TCI: Can you give us a little sneak peek into AVÉ’s debut album, due to be released in August?
KN: So this will be my 21st studio album, I’ve pretty much made a record a year for twenty years. So it will be twelve pieces, 50% Queensland composers, 100% Australian and 40% female. We’ve got amazing composers like Ian Grandage, Richard Tognetti, David Hirschfelder, Robert Davidson, and some up and coming emerging composers like Connor D’Netto, Thomas Green, Alice Humphries, and of course I’ve written a piece, and my husband Zac. It’s a really interesting body of work. When you commission composers, you never know what you’re going to get. I said pick a poem, any poem, do your thing. Then we just do the best we can with their work and hope we do it well. I think we are making a special unique sound world and it’s new to me so I’m excited.
TCI: What have you got planned for AVÉ’s first national tour?
KN: We’re planning on touring the country in September. My big thing is everyone who can talk can sing. I’m a huge fan of community singing, getting the audience to sing along, making people feel welcome and safe to use their voice. So I’m going to get choral arrangements done that will suit a community choir level of musical capacity, for them to sing with us. Then, I’d love to collaborate with school choirs, work with other vocal groups and collaborate more. So I want to sing with more people and make it accessible, warm and welcoming. We are putting the tour together, we’ll probably announce it in May, and we’ll be touring the country in September.
TCI: What’s the best way for people to get involved and help AVÉ get on its feet?
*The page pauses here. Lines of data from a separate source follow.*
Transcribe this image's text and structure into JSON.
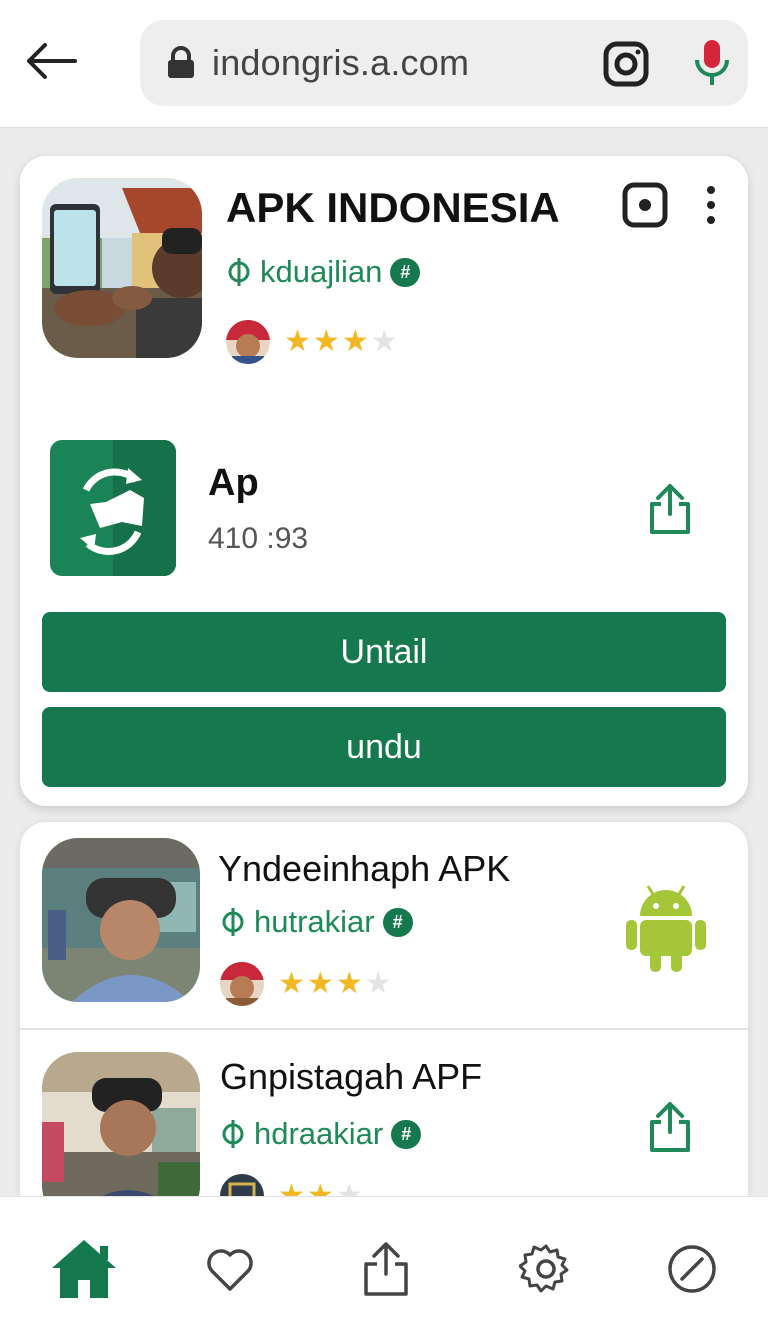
{
  "browser": {
    "url": "indongris.a.com",
    "back_icon": "arrow-left-icon",
    "lock_icon": "lock-icon",
    "camera_icon": "instagram-icon",
    "mic_icon": "mic-icon"
  },
  "featured": {
    "title": "APK INDONESIA",
    "developer": "kduajlian",
    "dev_badge": "#",
    "rating": 3,
    "rating_max": 4,
    "screenshot_icon": "record-icon",
    "more_icon": "more-vertical-icon",
    "app": {
      "name": "Ap",
      "size": "410 :93",
      "share_icon": "share-icon"
    },
    "primary_button": "Untail",
    "secondary_button": "undu"
  },
  "list": [
    {
      "title": "Yndeeinhaph APK",
      "developer": "hutrakiar",
      "dev_badge": "#",
      "rating": 3,
      "rating_max": 4,
      "action_icon": "android-icon"
    },
    {
      "title": "Gnpistagah APF",
      "developer": "hdraakiar",
      "dev_badge": "#",
      "rating": 2,
      "rating_max": 3,
      "action_icon": "share-icon"
    }
  ],
  "bottom_nav": [
    {
      "name": "home",
      "icon": "home-icon",
      "active": true
    },
    {
      "name": "favorites",
      "icon": "heart-icon",
      "active": false
    },
    {
      "name": "share",
      "icon": "share-icon",
      "active": false
    },
    {
      "name": "settings",
      "icon": "gear-icon",
      "active": false
    },
    {
      "name": "blocked",
      "icon": "block-icon",
      "active": false
    }
  ],
  "colors": {
    "brand_green": "#16794d",
    "star": "#f2b824"
  }
}
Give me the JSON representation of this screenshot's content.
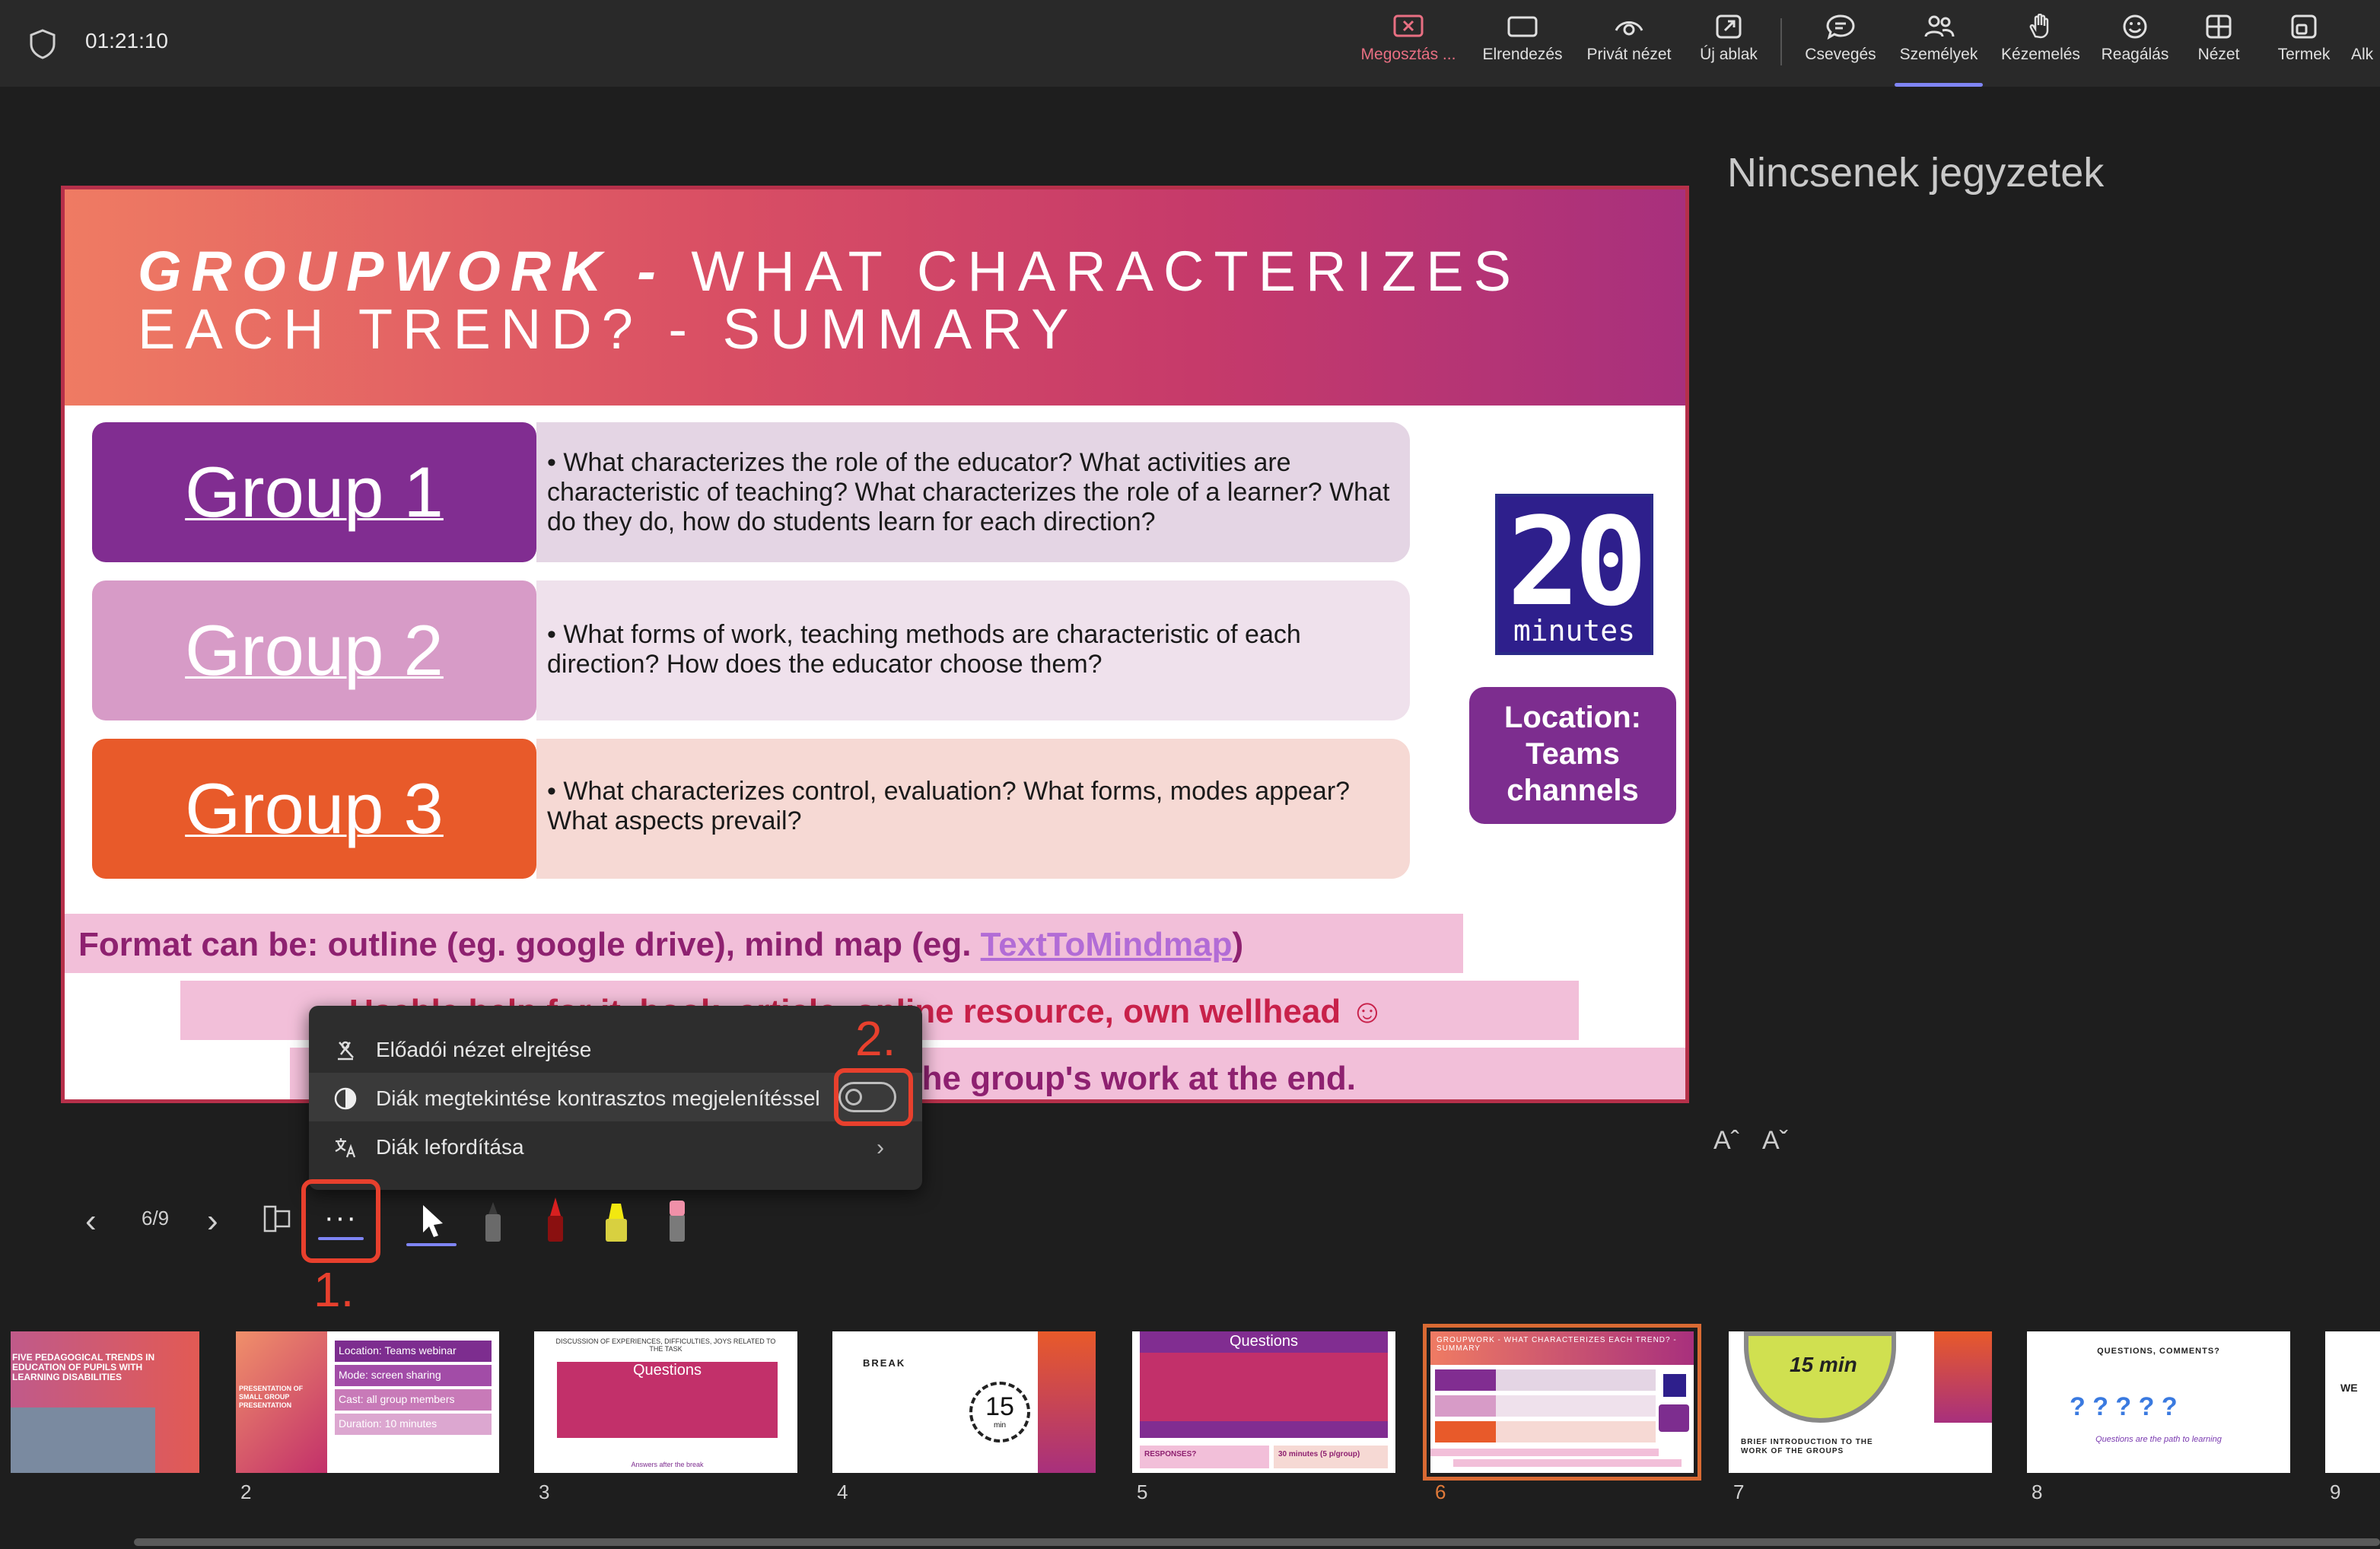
{
  "topbar": {
    "timer": "01:21:10",
    "items": [
      {
        "label": "Megosztás ..."
      },
      {
        "label": "Elrendezés"
      },
      {
        "label": "Privát nézet"
      },
      {
        "label": "Új ablak"
      },
      {
        "label": "Csevegés"
      },
      {
        "label": "Személyek"
      },
      {
        "label": "Kézemelés"
      },
      {
        "label": "Reagálás"
      },
      {
        "label": "Nézet"
      },
      {
        "label": "Termek"
      },
      {
        "label": "Alk"
      }
    ],
    "accent_color": "#7f85f5",
    "share_color": "#e86f82"
  },
  "slide": {
    "title_bold": "GROUPWORK -",
    "title_rest_line1": " WHAT CHARACTERIZES",
    "title_line2": "EACH TREND? - SUMMARY",
    "groups": [
      {
        "name": "Group 1",
        "text": "What characterizes the role of the educator? What activities are characteristic of teaching? What characterizes the role of a learner? What do they do, how do students learn for each direction?",
        "color": "#812d91",
        "bg": "#e4d5e4"
      },
      {
        "name": "Group 2",
        "text": "What forms of work, teaching methods are characteristic of each direction? How does the educator choose them?",
        "color": "#d79bc7",
        "bg": "#efe1ec"
      },
      {
        "name": "Group 3",
        "text": "What characterizes control, evaluation? What forms, modes appear? What aspects prevail?",
        "color": "#e85a2a",
        "bg": "#f6d9d4"
      }
    ],
    "badge_number": "20",
    "badge_unit": "minutes",
    "location_line1": "Location:",
    "location_line2": "Teams",
    "location_line3": "channels",
    "format_prefix": "Format can be: outline (eg. google drive), mind map (eg. ",
    "format_link": "TextToMindmap",
    "format_suffix": ")",
    "help_text": "Usable help for it, book, article, online resource, own wellhead ☺",
    "end_text": "the group's work at the end."
  },
  "notes": {
    "empty_text": "Nincsenek jegyzetek",
    "font_increase": "Aˆ",
    "font_decrease": "Aˇ"
  },
  "context_menu": {
    "items": [
      {
        "label": "Előadói nézet elrejtése",
        "icon": "presenter-hide-icon"
      },
      {
        "label": "Diák megtekintése kontrasztos megjelenítéssel",
        "icon": "contrast-icon",
        "toggle": false
      },
      {
        "label": "Diák lefordítása",
        "icon": "translate-icon",
        "submenu": true
      }
    ]
  },
  "annotations": {
    "step1": "1.",
    "step2": "2.",
    "color": "#e8402d"
  },
  "toolbar": {
    "page_indicator": "6/9",
    "tools": [
      "laser-pointer",
      "pen-black",
      "pen-red",
      "highlighter-yellow",
      "eraser-pink"
    ]
  },
  "thumbnails": [
    {
      "num": "",
      "title": "FIVE PEDAGOGICAL TRENDS IN EDUCATION OF PUPILS WITH LEARNING DISABILITIES"
    },
    {
      "num": "2",
      "title": "PRESENTATION OF SMALL GROUP PRESENTATION",
      "lines": [
        "Location: Teams webinar",
        "Mode: screen sharing",
        "Cast: all group members",
        "Duration: 10 minutes"
      ]
    },
    {
      "num": "3",
      "title": "DISCUSSION OF EXPERIENCES, DIFFICULTIES, JOYS RELATED TO THE TASK",
      "subtitle": "Questions",
      "footer": "Answers after the break"
    },
    {
      "num": "4",
      "title": "BREAK",
      "badge": "15",
      "badge_unit": "min"
    },
    {
      "num": "5",
      "title": "Questions",
      "footer_left": "RESPONSES?",
      "footer_right": "30 minutes (5 p/group)"
    },
    {
      "num": "6",
      "title": "GROUPWORK - WHAT CHARACTERIZES EACH TREND? - SUMMARY",
      "selected": true
    },
    {
      "num": "7",
      "title": "BRIEF INTRODUCTION TO THE WORK OF THE GROUPS",
      "badge": "15 min"
    },
    {
      "num": "8",
      "title": "QUESTIONS, COMMENTS?",
      "subtitle": "Questions are the path to learning"
    },
    {
      "num": "9",
      "title": "WE"
    }
  ]
}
KN: The main thing is to come to our gig of course on Saturday, if you live in Meanjin or near Brissie. If you want to be a supporter of what we do economically, you can email us. I think more than ever, philanthropy is essential for the arts. The main thing is to listen to our music, go to our gigs, buy our album when it comes out, but if you do want to be more involved as a supporter, you can contact us on our website.
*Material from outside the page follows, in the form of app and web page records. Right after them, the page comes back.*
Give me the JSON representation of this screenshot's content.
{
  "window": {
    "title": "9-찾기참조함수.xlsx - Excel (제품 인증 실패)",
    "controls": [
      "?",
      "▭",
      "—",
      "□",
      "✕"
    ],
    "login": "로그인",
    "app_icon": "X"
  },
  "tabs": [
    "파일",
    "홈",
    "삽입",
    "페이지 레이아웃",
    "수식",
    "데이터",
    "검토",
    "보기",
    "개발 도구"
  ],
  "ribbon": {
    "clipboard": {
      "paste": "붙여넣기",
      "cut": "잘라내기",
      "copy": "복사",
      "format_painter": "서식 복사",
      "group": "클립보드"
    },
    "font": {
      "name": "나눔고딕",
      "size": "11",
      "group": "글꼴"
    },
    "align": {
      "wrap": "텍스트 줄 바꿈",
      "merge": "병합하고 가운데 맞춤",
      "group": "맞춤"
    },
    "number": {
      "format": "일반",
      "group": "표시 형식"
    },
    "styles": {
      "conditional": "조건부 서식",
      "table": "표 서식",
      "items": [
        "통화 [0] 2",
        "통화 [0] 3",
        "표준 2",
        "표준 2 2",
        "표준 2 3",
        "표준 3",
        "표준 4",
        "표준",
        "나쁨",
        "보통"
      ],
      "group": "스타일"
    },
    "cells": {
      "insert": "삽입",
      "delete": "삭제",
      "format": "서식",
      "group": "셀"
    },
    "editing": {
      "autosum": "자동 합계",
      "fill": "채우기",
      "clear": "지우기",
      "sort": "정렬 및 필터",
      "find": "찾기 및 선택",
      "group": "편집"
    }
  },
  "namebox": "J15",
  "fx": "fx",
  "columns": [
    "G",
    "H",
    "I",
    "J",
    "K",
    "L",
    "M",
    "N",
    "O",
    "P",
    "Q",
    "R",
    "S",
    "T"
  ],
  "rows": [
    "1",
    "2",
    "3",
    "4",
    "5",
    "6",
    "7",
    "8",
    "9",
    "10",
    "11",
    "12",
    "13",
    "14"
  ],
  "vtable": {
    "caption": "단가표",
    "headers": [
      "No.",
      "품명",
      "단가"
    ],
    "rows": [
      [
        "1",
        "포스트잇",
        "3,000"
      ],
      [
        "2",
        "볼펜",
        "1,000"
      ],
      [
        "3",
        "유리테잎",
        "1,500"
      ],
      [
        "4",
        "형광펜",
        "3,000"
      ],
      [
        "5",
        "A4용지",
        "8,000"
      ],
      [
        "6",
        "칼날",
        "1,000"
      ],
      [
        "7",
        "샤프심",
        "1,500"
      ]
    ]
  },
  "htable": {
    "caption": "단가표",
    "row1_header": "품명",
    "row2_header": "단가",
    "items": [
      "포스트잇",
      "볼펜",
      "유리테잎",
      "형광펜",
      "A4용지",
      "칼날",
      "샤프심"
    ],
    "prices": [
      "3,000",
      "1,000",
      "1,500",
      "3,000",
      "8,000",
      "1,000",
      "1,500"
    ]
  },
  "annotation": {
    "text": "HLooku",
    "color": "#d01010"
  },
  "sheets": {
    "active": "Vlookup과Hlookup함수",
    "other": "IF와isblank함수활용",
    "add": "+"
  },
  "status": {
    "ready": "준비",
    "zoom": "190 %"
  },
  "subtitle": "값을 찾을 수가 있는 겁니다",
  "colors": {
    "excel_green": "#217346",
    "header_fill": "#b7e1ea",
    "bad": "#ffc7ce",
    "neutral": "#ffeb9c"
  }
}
TCI: What are your biggest dreams for AVÉ?
KN: I want AVÉ to be a nationally and internationally focused elite chamber vocal quartet that goes for many decades. That’s my big dream. It’ll be beyond me. I’d love this to be my primary focus for the next decade or so but then, I’ll be the caretaker that’ll hand it on to the next generation. I’m passionate about showing integrous creative leadership from Brisbane. We have amazing musicians here, we have great ensembles, but they never tour. So no one outside of Queensland really sees them or hears them play. Whereas, my priority is touring nationally and really having a nationally-focused ensemble. So that is quite a big point of difference for us as an ensemble.
What: Australian Vocal Ensemble launch concert
When: Doors open 6:30, concert starts 7pm. Saturday 10 April 2021.
Where: Queensland Conservatorium theatre, 140 Grey St South Brisbane.
Tickets: Adult $60, Concession $50, Student $40. Book here.